# DATASET RECORDS
========================================================================

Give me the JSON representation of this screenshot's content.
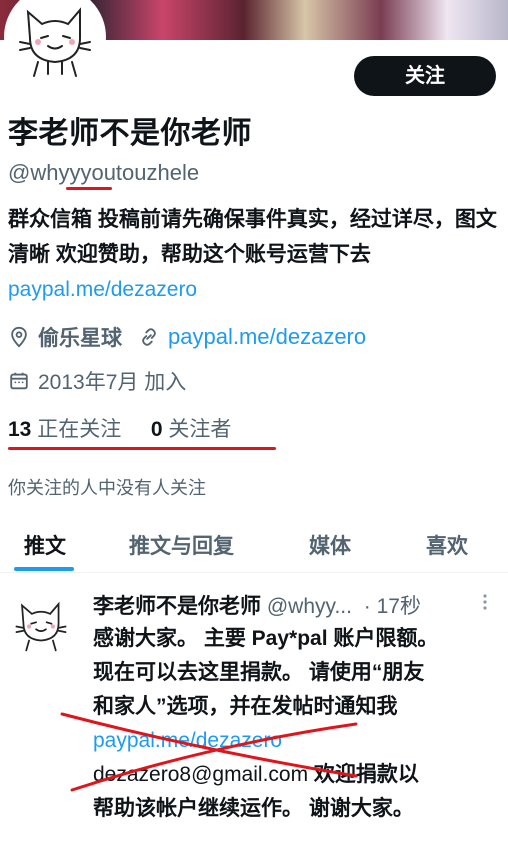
{
  "profile": {
    "name": "李老师不是你老师",
    "handle": "@whyyyoutouzhele",
    "follow_label": "关注",
    "bio_text": "群众信箱 投稿前请先确保事件真实，经过详尽，图文清晰 欢迎赞助，帮助这个账号运营下去",
    "bio_link": "paypal.me/dezazero",
    "location": "偷乐星球",
    "website": "paypal.me/dezazero",
    "joined": "2013年7月 加入",
    "following_count": "13",
    "following_label": "正在关注",
    "followers_count": "0",
    "followers_label": "关注者",
    "followed_by_note": "你关注的人中没有人关注"
  },
  "tabs": [
    {
      "label": "推文",
      "active": true
    },
    {
      "label": "推文与回复",
      "active": false
    },
    {
      "label": "媒体",
      "active": false
    },
    {
      "label": "喜欢",
      "active": false
    }
  ],
  "tweet": {
    "author_name": "李老师不是你老师",
    "author_handle": "@whyy...",
    "time": "· 17秒",
    "line1": "感谢大家。 主要 Pay*pal 账户限额。",
    "line2": "现在可以去这里捐款。 请使用“朋友",
    "line3": "和家人”选项，并在发帖时通知我",
    "link": "paypal.me/dezazero",
    "email": "dezazero8@gmail.com",
    "line5_tail": " 欢迎捐款以",
    "line6": "帮助该帐户继续运作。 谢谢大家。"
  },
  "colors": {
    "link": "#1d9bf0",
    "annotation_red": "#e0151b",
    "text_secondary": "#536471",
    "button_bg": "#0f1419"
  },
  "icons": [
    "location-icon",
    "link-icon",
    "calendar-icon",
    "more-icon"
  ]
}
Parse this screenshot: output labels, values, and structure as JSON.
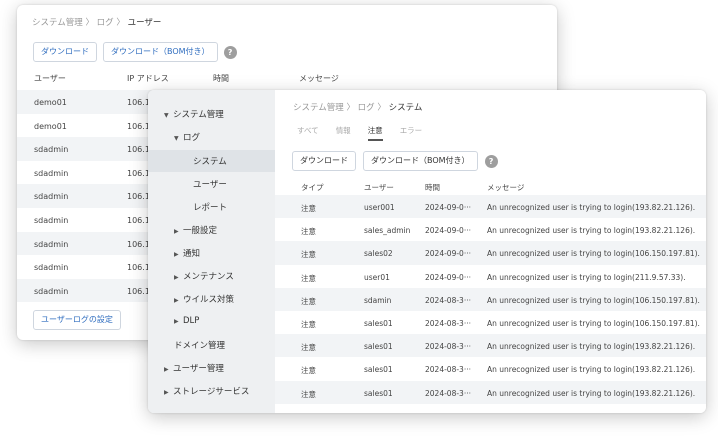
{
  "back_window": {
    "breadcrumb": [
      "システム管理",
      "ログ",
      "ユーザー"
    ],
    "buttons": {
      "download": "ダウンロード",
      "download_bom": "ダウンロード（BOM付き）"
    },
    "help": "?",
    "columns": [
      "ユーザー",
      "IP アドレス",
      "時間",
      "メッセージ"
    ],
    "rows": [
      {
        "user": "demo01",
        "ip": "106.1"
      },
      {
        "user": "demo01",
        "ip": "106.1"
      },
      {
        "user": "sdadmin",
        "ip": "106.1"
      },
      {
        "user": "sdadmin",
        "ip": "106.1"
      },
      {
        "user": "sdadmin",
        "ip": "106.1"
      },
      {
        "user": "sdadmin",
        "ip": "106.1"
      },
      {
        "user": "sdadmin",
        "ip": "106.1"
      },
      {
        "user": "sdadmin",
        "ip": "106.1"
      },
      {
        "user": "sdadmin",
        "ip": "106.1"
      }
    ],
    "footer_button": "ユーザーログの設定"
  },
  "front_window": {
    "sidebar": {
      "system_admin": "システム管理",
      "log": "ログ",
      "system": "システム",
      "user": "ユーザー",
      "report": "レポート",
      "general": "一般設定",
      "notify": "通知",
      "maintenance": "メンテナンス",
      "antivirus": "ウイルス対策",
      "dlp": "DLP",
      "domain": "ドメイン管理",
      "user_admin": "ユーザー管理",
      "storage": "ストレージサービス"
    },
    "breadcrumb": [
      "システム管理",
      "ログ",
      "システム"
    ],
    "tabs": [
      "すべて",
      "情報",
      "注意",
      "エラー"
    ],
    "buttons": {
      "download": "ダウンロード",
      "download_bom": "ダウンロード（BOM付き）"
    },
    "help": "?",
    "columns": [
      "タイプ",
      "ユーザー",
      "時間",
      "メッセージ"
    ],
    "rows": [
      {
        "type": "注意",
        "user": "user001",
        "time": "2024-09-0···",
        "message": "An unrecognized user is trying to login(193.82.21.126)."
      },
      {
        "type": "注意",
        "user": "sales_admin",
        "time": "2024-09-0···",
        "message": "An unrecognized user is trying to login(193.82.21.126)."
      },
      {
        "type": "注意",
        "user": "sales02",
        "time": "2024-09-0···",
        "message": "An unrecognized user is trying to login(106.150.197.81)."
      },
      {
        "type": "注意",
        "user": "user01",
        "time": "2024-09-0···",
        "message": "An unrecognized user is trying to login(211.9.57.33)."
      },
      {
        "type": "注意",
        "user": "sdamin",
        "time": "2024-08-3···",
        "message": "An unrecognized user is trying to login(106.150.197.81)."
      },
      {
        "type": "注意",
        "user": "sales01",
        "time": "2024-08-3···",
        "message": "An unrecognized user is trying to login(106.150.197.81)."
      },
      {
        "type": "注意",
        "user": "sales01",
        "time": "2024-08-3···",
        "message": "An unrecognized user is trying to login(193.82.21.126)."
      },
      {
        "type": "注意",
        "user": "sales01",
        "time": "2024-08-3···",
        "message": "An unrecognized user is trying to login(193.82.21.126)."
      },
      {
        "type": "注意",
        "user": "sales01",
        "time": "2024-08-3···",
        "message": "An unrecognized user is trying to login(193.82.21.126)."
      }
    ]
  }
}
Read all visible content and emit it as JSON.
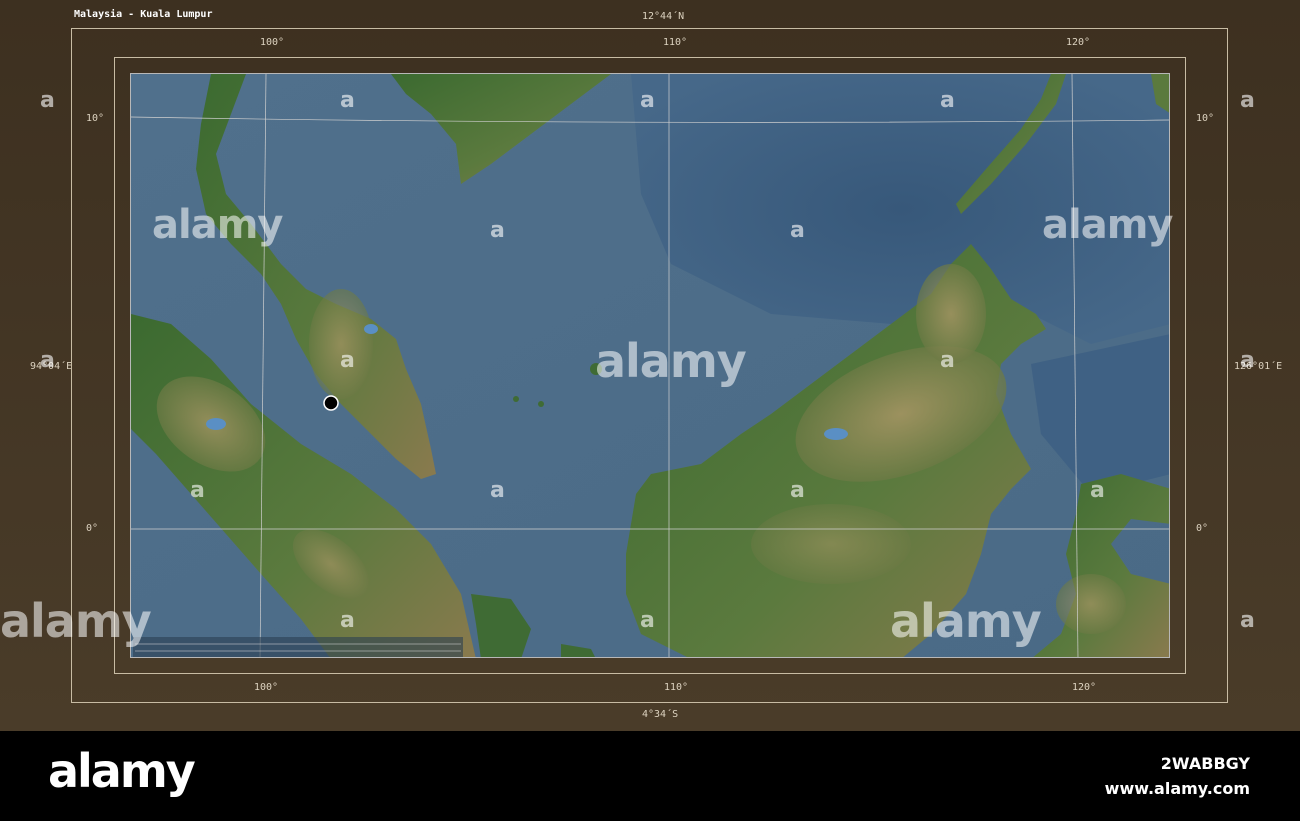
{
  "map": {
    "title": "Malaysia - Kuala Lumpur",
    "bounds": {
      "north": "12°44´N",
      "south": "4°34´S",
      "west": "94°04´E",
      "east": "126°01´E"
    },
    "longitude_labels": [
      "100°",
      "110°",
      "120°"
    ],
    "latitude_labels": [
      "10°",
      "0°"
    ],
    "marker": {
      "name": "Kuala Lumpur",
      "fill": "#000000",
      "stroke": "#ffffff"
    },
    "colors": {
      "frame": "#443626",
      "sea": "#4b6b86",
      "deep_sea": "#3d5c7a",
      "lowland": "#3f6b34",
      "highland": "#a38a5e",
      "grid": "#d0d0d0"
    }
  },
  "watermark": {
    "text": "alamy",
    "glyph": "a"
  },
  "footer": {
    "brand": "alamy",
    "image_id": "2WABBGY",
    "site": "www.alamy.com"
  }
}
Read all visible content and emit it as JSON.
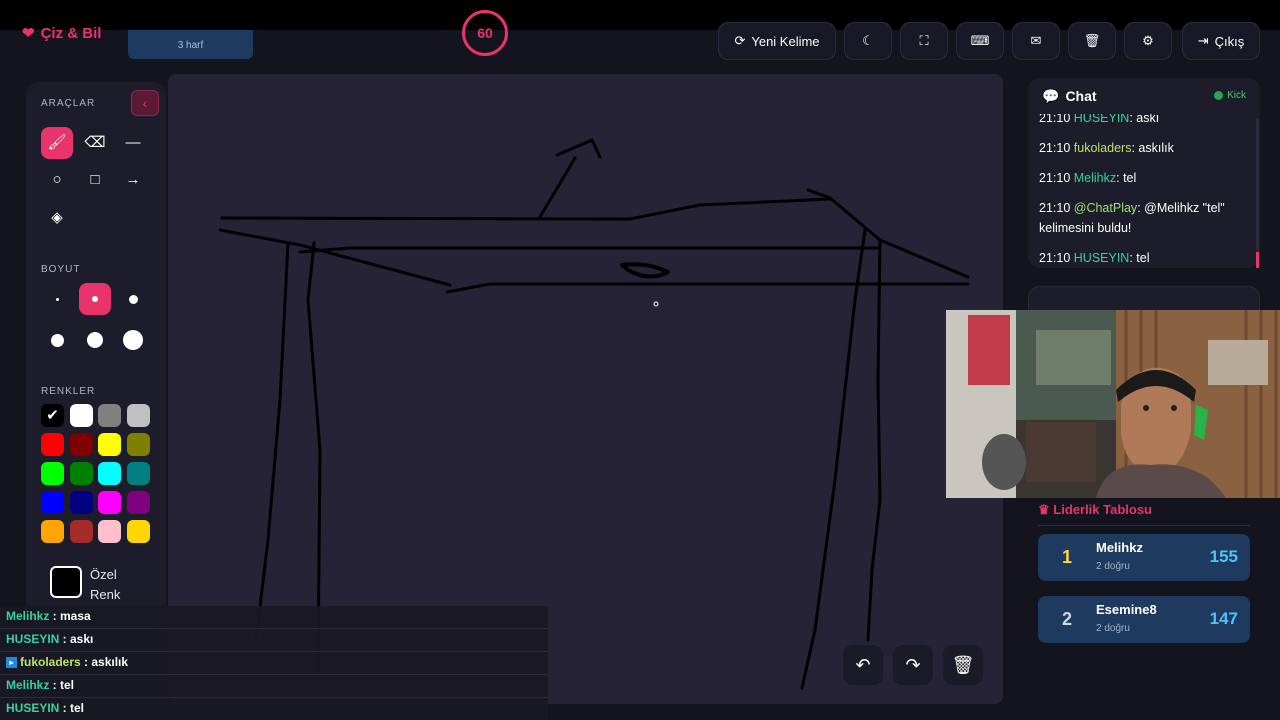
{
  "app": {
    "logo_text": "Çiz & Bil",
    "logo_icon": "heart-icon"
  },
  "word": {
    "hint": "3 harf"
  },
  "timer": {
    "value": "60"
  },
  "toolbar": {
    "new_word_label": "Yeni Kelime",
    "exit_label": "Çıkış",
    "icons": [
      "refresh-icon",
      "moon-icon",
      "fullscreen-icon",
      "keyboard-icon",
      "mail-icon",
      "trash-icon",
      "gear-icon",
      "logout-icon"
    ]
  },
  "tools": {
    "tools_label": "ARAÇLAR",
    "size_label": "BOYUT",
    "colors_label": "RENKLER",
    "custom_color_line1": "Özel",
    "custom_color_line2": "Renk",
    "items": [
      "brush",
      "eraser",
      "line",
      "circle",
      "rectangle",
      "arrow",
      "fill"
    ],
    "active_tool": "brush",
    "sizes": [
      2,
      4,
      5,
      6,
      8,
      10
    ],
    "active_size_index": 1,
    "colors": [
      "#000000",
      "#ffffff",
      "#808080",
      "#c0c0c0",
      "#ff0000",
      "#800000",
      "#ffff00",
      "#808000",
      "#00ff00",
      "#008000",
      "#00ffff",
      "#008080",
      "#0000ff",
      "#000080",
      "#ff00ff",
      "#800080",
      "#ffa500",
      "#a52a2a",
      "#ffc0cb",
      "#ffd700"
    ],
    "selected_color": "#000000"
  },
  "canvas_controls": {
    "undo_icon": "undo-icon",
    "redo_icon": "redo-icon",
    "clear_icon": "trash-icon"
  },
  "chat": {
    "title": "Chat",
    "status": "Kick",
    "messages": [
      {
        "time": "21:10",
        "user": "HUSEYIN",
        "text": ": askı"
      },
      {
        "time": "21:10",
        "user": "fukoladers",
        "text": ": askılık"
      },
      {
        "time": "21:10",
        "user": "Melihkz",
        "text": ": tel"
      },
      {
        "time": "21:10",
        "user": "@ChatPlay",
        "text": ": @Melihkz \"tel\" kelimesini buldu!"
      },
      {
        "time": "21:10",
        "user": "HUSEYIN",
        "text": ": tel"
      }
    ]
  },
  "leaderboard": {
    "title": "Liderlik Tablosu",
    "rows": [
      {
        "rank": "1",
        "name": "Melihkz",
        "sub": "2 doğru",
        "score": "155"
      },
      {
        "rank": "2",
        "name": "Esemine8",
        "sub": "2 doğru",
        "score": "147"
      }
    ]
  },
  "stream_chat": [
    {
      "user": "Melihkz",
      "text": " : masa"
    },
    {
      "user": "HUSEYIN",
      "text": " : askı"
    },
    {
      "user": "fukoladers",
      "text": " : askılık"
    },
    {
      "user": "Melihkz",
      "text": " : tel"
    },
    {
      "user": "HUSEYIN",
      "text": " : tel"
    }
  ]
}
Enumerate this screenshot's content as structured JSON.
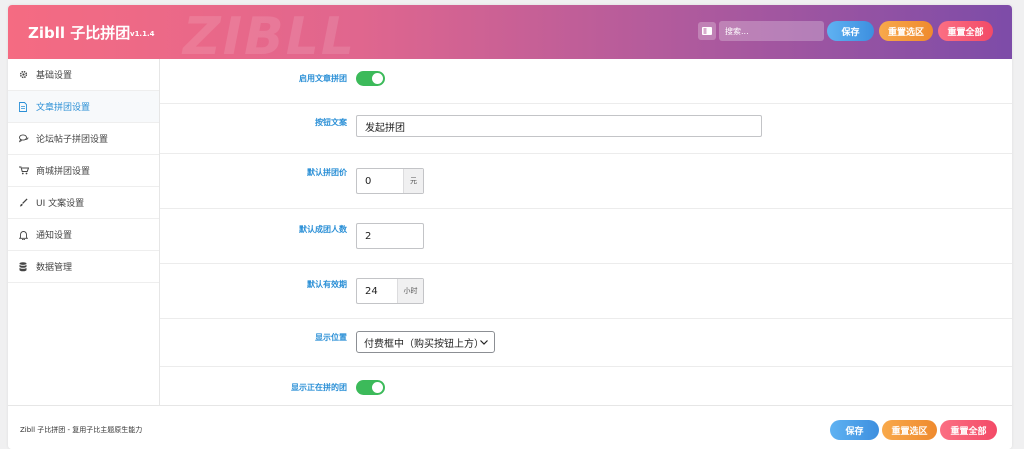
{
  "header": {
    "title": "Zibll 子比拼团",
    "version": "v1.1.4",
    "watermark": "ZIBLL",
    "search_placeholder": "搜索...",
    "save_label": "保存",
    "reset_section_label": "重置选区",
    "reset_all_label": "重置全部"
  },
  "sidebar": {
    "items": [
      {
        "label": "基础设置",
        "icon": "gear-icon"
      },
      {
        "label": "文章拼团设置",
        "icon": "document-icon",
        "active": true
      },
      {
        "label": "论坛帖子拼团设置",
        "icon": "chat-icon"
      },
      {
        "label": "商城拼团设置",
        "icon": "cart-icon"
      },
      {
        "label": "UI 文案设置",
        "icon": "brush-icon"
      },
      {
        "label": "通知设置",
        "icon": "bell-icon"
      },
      {
        "label": "数据管理",
        "icon": "database-icon"
      }
    ]
  },
  "form": {
    "enable_label": "启用文章拼团",
    "enable_value": true,
    "button_text_label": "按钮文案",
    "button_text_value": "发起拼团",
    "price_label": "默认拼团价",
    "price_value": "0",
    "price_unit": "元",
    "members_label": "默认成团人数",
    "members_value": "2",
    "validity_label": "默认有效期",
    "validity_value": "24",
    "validity_unit": "小时",
    "position_label": "显示位置",
    "position_value": "付费框中（购买按钮上方）",
    "show_ongoing_label": "显示正在拼的团",
    "show_ongoing_value": true
  },
  "footer": {
    "text": "Zibll 子比拼团 - 复用子比主题原生能力",
    "save_label": "保存",
    "reset_section_label": "重置选区",
    "reset_all_label": "重置全部"
  },
  "colors": {
    "accent": "#2a8fd6",
    "toggle_on": "#3cba5a",
    "header_start": "#f56b82",
    "header_end": "#7d4ca8"
  }
}
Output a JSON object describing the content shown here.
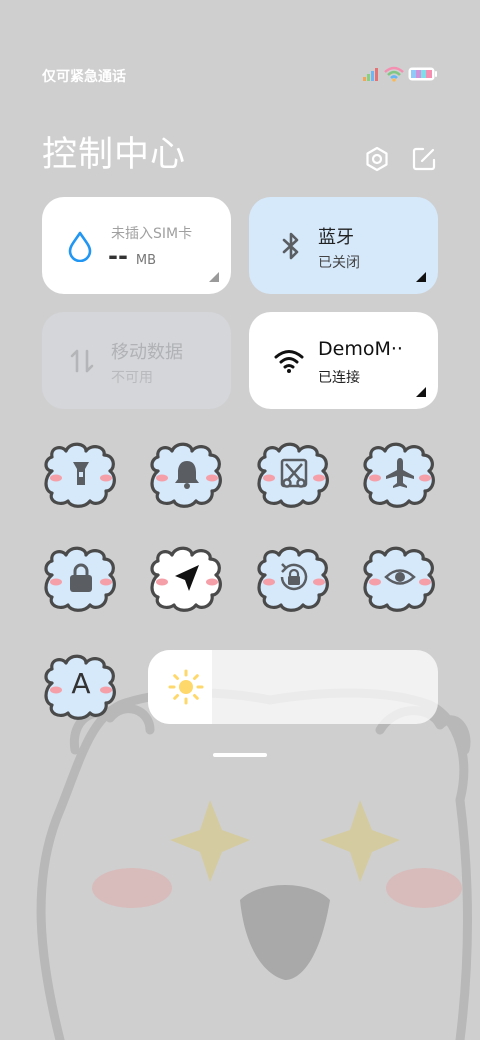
{
  "status_bar": {
    "text": "仅可紧急通话",
    "icons": [
      "signal-icon",
      "wifi-icon",
      "battery-icon"
    ]
  },
  "header": {
    "title": "控制中心",
    "settings_icon": "gear-icon",
    "edit_icon": "edit-icon"
  },
  "tiles": {
    "sim": {
      "label": "未插入SIM卡",
      "value": "--",
      "unit": "MB",
      "icon": "water-drop-icon"
    },
    "bluetooth": {
      "label": "蓝牙",
      "status": "已关闭",
      "icon": "bluetooth-icon"
    },
    "mobile_data": {
      "label": "移动数据",
      "status": "不可用",
      "icon": "data-arrows-icon"
    },
    "wifi": {
      "label": "DemoM··",
      "status": "已连接",
      "icon": "wifi-icon"
    }
  },
  "toggles": [
    {
      "name": "flashlight",
      "icon": "flashlight-icon",
      "active": false
    },
    {
      "name": "ringer",
      "icon": "bell-icon",
      "active": false
    },
    {
      "name": "screenshot",
      "icon": "scissors-icon",
      "active": false
    },
    {
      "name": "airplane-mode",
      "icon": "airplane-icon",
      "active": false
    },
    {
      "name": "lock-screen",
      "icon": "lock-icon",
      "active": false
    },
    {
      "name": "location",
      "icon": "location-arrow-icon",
      "active": true
    },
    {
      "name": "auto-rotate",
      "icon": "rotate-lock-icon",
      "active": false
    },
    {
      "name": "reading-mode",
      "icon": "eye-icon",
      "active": false
    },
    {
      "name": "font-size",
      "icon": "letter-a-icon",
      "active": false,
      "letter": "A"
    }
  ],
  "brightness": {
    "level": 0.22,
    "icon": "sun-icon"
  },
  "colors": {
    "tile_blue": "#d6e9fb",
    "cloud_fill": "#d6e9fb",
    "cloud_outline": "#4a4a4a",
    "blush": "#f5a0a8",
    "icon_dark": "#5a5e63",
    "accent_blue": "#2196f3"
  }
}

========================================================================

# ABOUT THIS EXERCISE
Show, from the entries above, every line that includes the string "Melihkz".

# YOUR RESPONSE
        "user": "Melihkz",
        "text": ": @Melihkz \"tel\" kelimesini buldu!"
        "name": "Melihkz",
      "user": "Melihkz",
      "user": "Melihkz",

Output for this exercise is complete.